uses touch to communicate
that region of the Earth between 23.5 degrees North and 60 degrees North (between the Tropic of Cancer and the Arctic Circle) and between 23.5 degrees South and 60 degrees South (between the Tropic of Capricorn and the Antarctic Circle).
Living on the ground.
defends an area within the home range, occupied by a single animals or group of animals of the same species and held through overt defense, display, or advertisement
the region of the earth that surrounds the equator, from 23.5 degrees north to 23.5 degrees south.
A terrestrial biome. Savannas are grasslands with scattered individual trees that do not form a closed canopy. Extensive savannas are found in parts of subtropical and tropical Africa and South America, and in Australia.
A grassland with scattered trees or scattered clumps of trees, a type of community intermediate between grassland and forest. See also Tropical savanna and grassland biome.
A terrestrial biome found in temperate latitudes (>23.5° N or S latitude). Vegetation is made up mostly of grasses, the height and species diversity of which depend largely on the amount of moisture available. Fire and grazing are important in the long-term maintenance of grasslands.
living in cities and large towns, landscapes dominated by human structures and activity.
movements of a hard surface that are produced by animals as signals to others
uses sight to communicate
reproduction in which fertilization and development take place within the female body and the developing embryo derives nourishment from the female.
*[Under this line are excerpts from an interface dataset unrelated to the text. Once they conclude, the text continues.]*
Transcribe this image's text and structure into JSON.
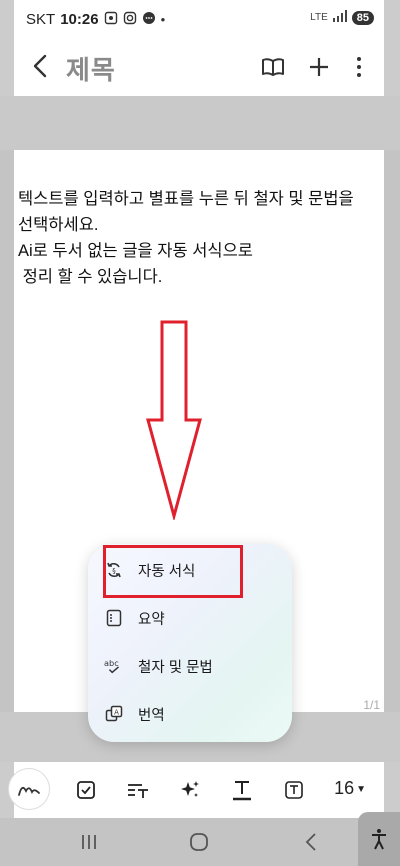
{
  "status_bar": {
    "carrier": "SKT",
    "time": "10:26",
    "network": "LTE",
    "battery": "85"
  },
  "header": {
    "title": "제목",
    "icons": [
      "back-icon",
      "book-icon",
      "plus-icon",
      "more-icon"
    ]
  },
  "note": {
    "lines": [
      "텍스트를 입력하고 별표를 누른 뒤 철자 및 문법을",
      "선택하세요.",
      "Ai로 두서 없는 글을 자동 서식으로",
      " 정리 할 수 있습니다."
    ],
    "page_indicator": "1/1"
  },
  "ai_menu": {
    "items": [
      {
        "label": "자동 서식",
        "icon": "auto-format-icon"
      },
      {
        "label": "요약",
        "icon": "summary-icon"
      },
      {
        "label": "철자 및 문법",
        "icon": "spell-check-icon"
      },
      {
        "label": "번역",
        "icon": "translate-icon"
      }
    ],
    "highlight_color": "#e0202c"
  },
  "toolbar": {
    "font_size": "16",
    "icons": [
      "pen-icon",
      "checkbox-icon",
      "text-style-icon",
      "ai-sparkle-icon",
      "text-color-icon",
      "text-box-icon"
    ]
  },
  "colors": {
    "annotation_red": "#e0202c",
    "dim_overlay": "#c4c4c4"
  }
}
breeding takes place throughout the year
Banks, R. 1989. "Rabbits: Models and Research Applications (USAMRIID Seminar Series)" (On-line). Accessed November 29, 1999 at http://netvet.wustl.edu/species/rabbits/rabtmodl.txt.
Heyward, R., G. Norbury. 1999. Secondary poisoning of ferrets and cats after 1080 rabbit poisoning. Wildlife Research, 26(1): 75-80.
Macdonald, D. 1984. The Encyclopedia of Mammals. New York, NY: Facts on File Publications.
Nowak, R. 1999. Walker's Mammals of the World, Sixth Edition. Baltimore and London: The John's Hopkins University Press.
Parker, S. 1990. Grzimek's Encyclopedia of Mammals. New York, NY: McGraw-Hill, Inc..
Thompson, H., C. King. 1994. The European Rabbit: The History and Biology of a Successful Colonizer. New York, NY: Oxford University Press.
Vaughan, T., J. Ryan, N. Czaplewski. 2000. Mammology. New York, NY: Harcourt, Inc..
Wilson, D., D. Reeder. 1993. Mammal Species of the World: A Taxonomic and Geographic Reference. Washington, D.C: The Smithsonian Institution.